|Sign Of Times: NJ School Cameras Fed Live To Cops
Demarest School District Installs Laptop Surveillance Videos Monitored, Operated By Local Police
CBS | November 12, 2007
DEMAREST, N.J. (CBS) - Surveillance cameras rolling inside our local schools is nothing new, but what's taking place inside Demarest's public schools is truly cutting edge: a live feed from more than two dozen cameras with a direct connection to the police.
It's an expensive, but effective tool that could be a sign of the times with an increase in school shootings over the years.
The system, which cost about $28,000, can even track movement in a crowded room.
"When they arrive, they can pull up the school's live feed and do a sweep instantly," Demarest Police Chief James Powderley tells CBS 2.
Patrolling officers have access to the video feed from headquarters and several laptops. To address privacy concerns, all of the cameras are installed in public areas and are not equipped to pick up audio.
The video capabilities are extremely impressive. Each of the laptops can pick up 16 different angles at one time, turning a single operator into a mobile surveillance team.
In an emergency situation, Powderley says the cameras -- complete with zoom and pan functions -- also cut down search and response times. "One officer has 17 eyes in multiple locations. It's amazing," he says.
Schools Superintendent Larry Hughes says if nothing else, the ability to digitally timestamp and archive the video should discourage bad, even criminal behavior.

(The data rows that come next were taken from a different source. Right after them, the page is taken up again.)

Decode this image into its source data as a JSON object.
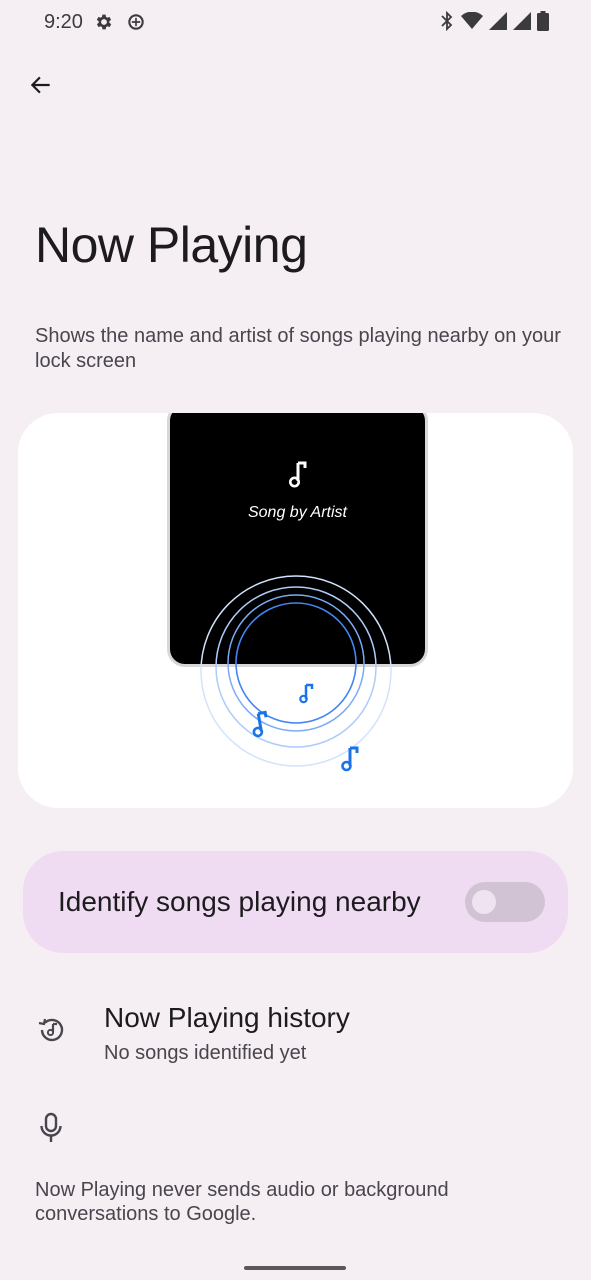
{
  "status_bar": {
    "time": "9:20",
    "left_icons": [
      "settings-icon",
      "data-saver-icon"
    ],
    "right_icons": [
      "bluetooth-icon",
      "wifi-icon",
      "signal-icon",
      "signal-icon",
      "battery-icon"
    ]
  },
  "header": {
    "back_icon": "arrow-back-icon",
    "title": "Now Playing",
    "description": "Shows the name and artist of songs playing nearby on your lock screen"
  },
  "illustration": {
    "caption": "Song by Artist",
    "icons": [
      "music-note-icon"
    ]
  },
  "toggle": {
    "label": "Identify songs playing nearby",
    "enabled": false
  },
  "history": {
    "icon": "history-music-icon",
    "title": "Now Playing history",
    "subtitle": "No songs identified yet"
  },
  "footer": {
    "icon": "mic-icon",
    "note": "Now Playing never sends audio or background conversations to Google."
  },
  "colors": {
    "background": "#f5eff3",
    "card_background": "#ffffff",
    "toggle_card": "#efdcf2",
    "switch_track": "#d1c3d3",
    "accent_blue": "#1a73e8"
  }
}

"It doesn't hurt that people know and that if something is going to take place at your facility, if it does deter people from doing that, it's an added benefit," says Hughes.

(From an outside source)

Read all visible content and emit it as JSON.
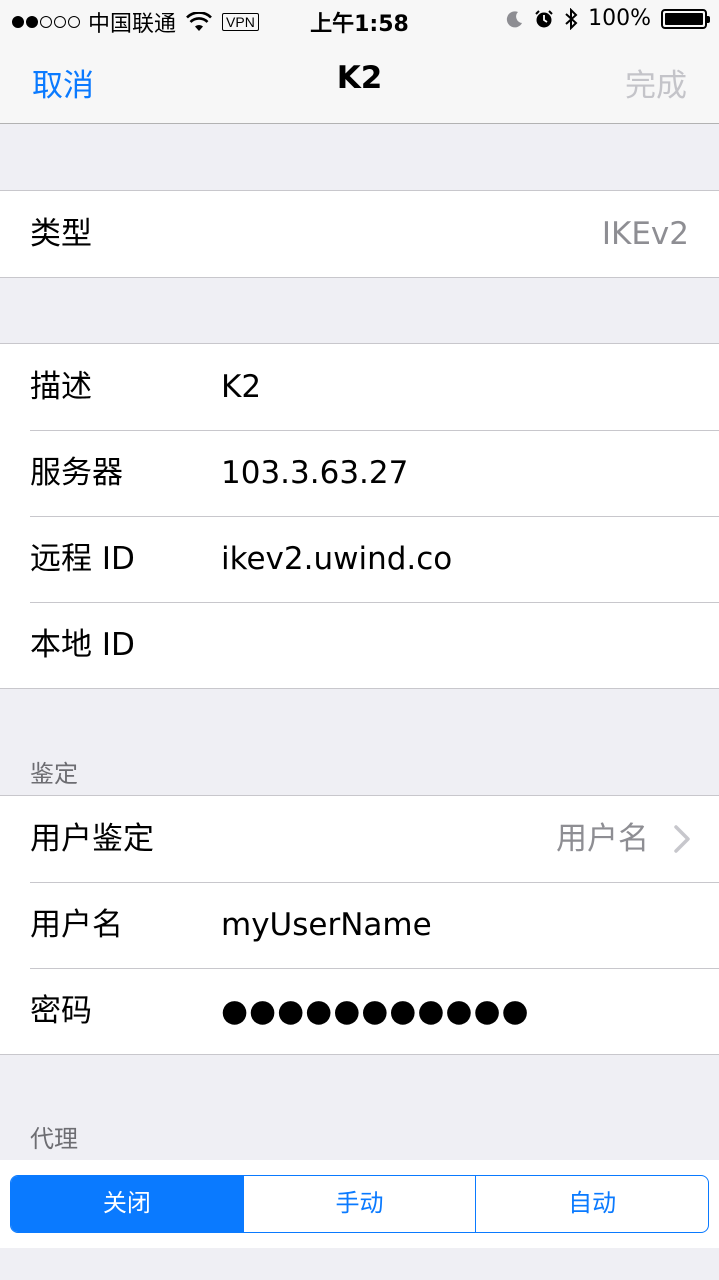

Students seem pleased with the high-tech devices.
"I would want the police to be there right away if something happened to our school. Especially with all these bomb scares happening now, I know the high school had a couple," says one student.

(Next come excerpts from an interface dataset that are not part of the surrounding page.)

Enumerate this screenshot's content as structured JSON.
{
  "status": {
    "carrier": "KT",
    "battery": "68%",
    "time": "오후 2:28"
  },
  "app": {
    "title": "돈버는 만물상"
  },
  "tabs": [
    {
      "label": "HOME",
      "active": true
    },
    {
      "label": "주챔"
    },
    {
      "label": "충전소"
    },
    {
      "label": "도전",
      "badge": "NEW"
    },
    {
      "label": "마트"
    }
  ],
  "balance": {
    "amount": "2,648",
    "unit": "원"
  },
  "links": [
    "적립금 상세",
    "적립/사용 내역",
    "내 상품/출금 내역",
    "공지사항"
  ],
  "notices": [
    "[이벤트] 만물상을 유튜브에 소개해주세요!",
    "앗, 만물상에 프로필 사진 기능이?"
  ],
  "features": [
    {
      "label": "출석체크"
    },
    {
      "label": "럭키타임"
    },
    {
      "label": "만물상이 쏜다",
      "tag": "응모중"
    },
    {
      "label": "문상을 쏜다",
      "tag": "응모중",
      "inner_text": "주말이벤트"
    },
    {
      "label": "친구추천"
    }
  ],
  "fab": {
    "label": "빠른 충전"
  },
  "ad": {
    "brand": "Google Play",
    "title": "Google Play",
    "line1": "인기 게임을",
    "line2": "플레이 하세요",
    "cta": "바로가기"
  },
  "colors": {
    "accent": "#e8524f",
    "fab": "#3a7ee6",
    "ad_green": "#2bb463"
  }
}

Plans are already underway to install a more advanced system in Northern Valley High school, which can alert a patrolling officer when someone is in distress or suddenly falls down.